▸ **The data**:
============================================================

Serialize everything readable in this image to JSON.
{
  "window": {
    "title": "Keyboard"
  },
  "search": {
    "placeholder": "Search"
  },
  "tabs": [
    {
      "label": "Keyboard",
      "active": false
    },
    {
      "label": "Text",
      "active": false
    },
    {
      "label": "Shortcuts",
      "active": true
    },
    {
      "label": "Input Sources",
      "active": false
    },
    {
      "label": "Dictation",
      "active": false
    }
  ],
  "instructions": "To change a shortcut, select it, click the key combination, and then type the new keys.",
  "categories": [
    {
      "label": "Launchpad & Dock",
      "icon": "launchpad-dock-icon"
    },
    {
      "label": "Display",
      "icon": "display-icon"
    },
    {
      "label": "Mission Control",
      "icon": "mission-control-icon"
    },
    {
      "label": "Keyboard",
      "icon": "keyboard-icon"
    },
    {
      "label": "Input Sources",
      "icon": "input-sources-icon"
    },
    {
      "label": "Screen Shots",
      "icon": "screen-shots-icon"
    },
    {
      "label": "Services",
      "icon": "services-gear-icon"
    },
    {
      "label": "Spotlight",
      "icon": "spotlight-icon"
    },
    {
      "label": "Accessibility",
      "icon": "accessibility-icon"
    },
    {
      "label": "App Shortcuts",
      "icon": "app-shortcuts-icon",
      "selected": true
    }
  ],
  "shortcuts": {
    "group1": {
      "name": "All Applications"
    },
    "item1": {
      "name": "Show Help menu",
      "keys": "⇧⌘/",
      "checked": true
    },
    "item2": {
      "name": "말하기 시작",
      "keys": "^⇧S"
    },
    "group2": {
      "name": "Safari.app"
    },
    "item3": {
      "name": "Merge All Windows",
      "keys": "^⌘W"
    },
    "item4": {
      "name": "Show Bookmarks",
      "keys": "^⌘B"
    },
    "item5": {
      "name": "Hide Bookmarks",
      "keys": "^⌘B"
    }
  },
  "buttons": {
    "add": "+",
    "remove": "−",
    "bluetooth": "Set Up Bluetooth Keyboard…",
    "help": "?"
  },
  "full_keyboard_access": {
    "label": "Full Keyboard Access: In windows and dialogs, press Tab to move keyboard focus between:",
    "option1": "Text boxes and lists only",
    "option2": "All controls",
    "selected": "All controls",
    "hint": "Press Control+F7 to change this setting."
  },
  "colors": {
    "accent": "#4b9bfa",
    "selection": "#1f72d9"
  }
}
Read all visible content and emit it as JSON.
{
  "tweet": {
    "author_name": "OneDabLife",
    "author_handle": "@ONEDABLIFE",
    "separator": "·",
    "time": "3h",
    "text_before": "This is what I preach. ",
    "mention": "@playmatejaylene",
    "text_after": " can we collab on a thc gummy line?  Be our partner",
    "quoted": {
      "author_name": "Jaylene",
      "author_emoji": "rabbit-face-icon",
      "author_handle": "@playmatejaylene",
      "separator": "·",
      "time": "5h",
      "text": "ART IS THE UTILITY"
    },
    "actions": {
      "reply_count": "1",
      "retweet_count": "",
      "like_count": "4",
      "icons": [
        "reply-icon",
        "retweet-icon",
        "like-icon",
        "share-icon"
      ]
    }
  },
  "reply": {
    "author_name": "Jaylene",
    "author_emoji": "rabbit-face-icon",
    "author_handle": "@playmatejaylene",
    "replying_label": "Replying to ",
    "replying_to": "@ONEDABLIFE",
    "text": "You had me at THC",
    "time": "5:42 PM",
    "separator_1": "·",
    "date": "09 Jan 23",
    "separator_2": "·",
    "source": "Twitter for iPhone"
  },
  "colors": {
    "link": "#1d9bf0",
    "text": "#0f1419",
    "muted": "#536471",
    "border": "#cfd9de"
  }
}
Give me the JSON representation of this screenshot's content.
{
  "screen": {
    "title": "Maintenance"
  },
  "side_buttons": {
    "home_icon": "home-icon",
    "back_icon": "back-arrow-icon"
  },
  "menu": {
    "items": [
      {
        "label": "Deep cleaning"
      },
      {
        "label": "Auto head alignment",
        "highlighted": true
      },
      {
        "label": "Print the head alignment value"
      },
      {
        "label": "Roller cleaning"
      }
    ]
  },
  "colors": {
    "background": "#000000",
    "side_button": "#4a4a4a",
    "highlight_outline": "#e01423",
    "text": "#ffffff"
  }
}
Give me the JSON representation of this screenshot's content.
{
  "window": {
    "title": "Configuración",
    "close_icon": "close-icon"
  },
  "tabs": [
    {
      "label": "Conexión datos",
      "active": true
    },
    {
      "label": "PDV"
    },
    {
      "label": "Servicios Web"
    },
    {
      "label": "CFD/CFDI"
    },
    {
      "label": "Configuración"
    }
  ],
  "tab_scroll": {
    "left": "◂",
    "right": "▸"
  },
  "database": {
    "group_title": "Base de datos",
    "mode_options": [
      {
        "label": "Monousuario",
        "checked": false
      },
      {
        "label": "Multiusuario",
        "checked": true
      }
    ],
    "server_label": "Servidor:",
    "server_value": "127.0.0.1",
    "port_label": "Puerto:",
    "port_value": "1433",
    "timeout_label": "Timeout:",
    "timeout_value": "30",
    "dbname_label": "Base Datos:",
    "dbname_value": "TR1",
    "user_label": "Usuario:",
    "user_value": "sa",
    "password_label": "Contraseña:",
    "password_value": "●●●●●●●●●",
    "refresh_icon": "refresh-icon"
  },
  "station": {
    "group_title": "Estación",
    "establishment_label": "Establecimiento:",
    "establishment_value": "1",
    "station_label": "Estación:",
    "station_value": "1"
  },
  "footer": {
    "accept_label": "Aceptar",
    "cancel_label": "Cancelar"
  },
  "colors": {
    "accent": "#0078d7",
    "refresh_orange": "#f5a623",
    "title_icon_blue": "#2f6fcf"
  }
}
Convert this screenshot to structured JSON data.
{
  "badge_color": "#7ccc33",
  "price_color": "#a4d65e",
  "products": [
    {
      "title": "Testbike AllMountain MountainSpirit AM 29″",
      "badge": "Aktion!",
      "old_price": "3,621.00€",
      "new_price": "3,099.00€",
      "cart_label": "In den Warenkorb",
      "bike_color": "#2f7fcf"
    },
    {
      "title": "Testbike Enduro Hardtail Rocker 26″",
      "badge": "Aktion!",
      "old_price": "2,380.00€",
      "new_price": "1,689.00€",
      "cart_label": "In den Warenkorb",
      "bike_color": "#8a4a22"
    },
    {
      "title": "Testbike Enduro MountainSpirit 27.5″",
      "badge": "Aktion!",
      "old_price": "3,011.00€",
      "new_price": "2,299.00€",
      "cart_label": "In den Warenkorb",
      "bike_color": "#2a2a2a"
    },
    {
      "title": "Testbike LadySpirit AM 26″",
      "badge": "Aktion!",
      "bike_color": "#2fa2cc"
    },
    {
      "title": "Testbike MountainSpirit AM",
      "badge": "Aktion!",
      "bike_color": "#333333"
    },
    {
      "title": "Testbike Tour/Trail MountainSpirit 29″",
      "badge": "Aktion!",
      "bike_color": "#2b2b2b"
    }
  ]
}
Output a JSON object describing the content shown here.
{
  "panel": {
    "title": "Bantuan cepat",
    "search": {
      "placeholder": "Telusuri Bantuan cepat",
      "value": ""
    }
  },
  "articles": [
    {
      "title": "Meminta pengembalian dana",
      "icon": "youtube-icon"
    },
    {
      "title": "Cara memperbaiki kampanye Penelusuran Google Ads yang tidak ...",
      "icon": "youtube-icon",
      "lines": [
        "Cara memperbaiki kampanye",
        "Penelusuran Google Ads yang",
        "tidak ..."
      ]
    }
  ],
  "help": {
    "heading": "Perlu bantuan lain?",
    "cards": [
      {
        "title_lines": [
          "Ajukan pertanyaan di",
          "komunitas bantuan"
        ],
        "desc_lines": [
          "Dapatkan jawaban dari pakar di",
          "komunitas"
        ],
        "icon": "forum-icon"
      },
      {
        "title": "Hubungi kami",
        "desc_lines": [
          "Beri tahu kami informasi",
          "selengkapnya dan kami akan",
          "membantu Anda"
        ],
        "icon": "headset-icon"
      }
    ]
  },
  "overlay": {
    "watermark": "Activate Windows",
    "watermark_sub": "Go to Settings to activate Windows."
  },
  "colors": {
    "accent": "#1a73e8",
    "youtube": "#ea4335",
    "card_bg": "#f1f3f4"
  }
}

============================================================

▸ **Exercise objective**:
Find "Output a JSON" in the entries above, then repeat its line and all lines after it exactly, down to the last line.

▸ **Response area**:
Output a JSON object describing the content shown here.
{
  "panel": {
    "title": "Bantuan cepat",
    "search": {
      "placeholder": "Telusuri Bantuan cepat",
      "value": ""
    }
  },
  "articles": [
    {
      "title": "Meminta pengembalian dana",
      "icon": "youtube-icon"
    },
    {
      "title": "Cara memperbaiki kampanye Penelusuran Google Ads yang tidak ...",
      "icon": "youtube-icon",
      "lines": [
        "Cara memperbaiki kampanye",
        "Penelusuran Google Ads yang",
        "tidak ..."
      ]
    }
  ],
  "help": {
    "heading": "Perlu bantuan lain?",
    "cards": [
      {
        "title_lines": [
          "Ajukan pertanyaan di",
          "komunitas bantuan"
        ],
        "desc_lines": [
          "Dapatkan jawaban dari pakar di",
          "komunitas"
        ],
        "icon": "forum-icon"
      },
      {
        "title": "Hubungi kami",
        "desc_lines": [
          "Beri tahu kami informasi",
          "selengkapnya dan kami akan",
          "membantu Anda"
        ],
        "icon": "headset-icon"
      }
    ]
  },
  "overlay": {
    "watermark": "Activate Windows",
    "watermark_sub": "Go to Settings to activate Windows."
  },
  "colors": {
    "accent": "#1a73e8",
    "youtube": "#ea4335",
    "card_bg": "#f1f3f4"
  }
}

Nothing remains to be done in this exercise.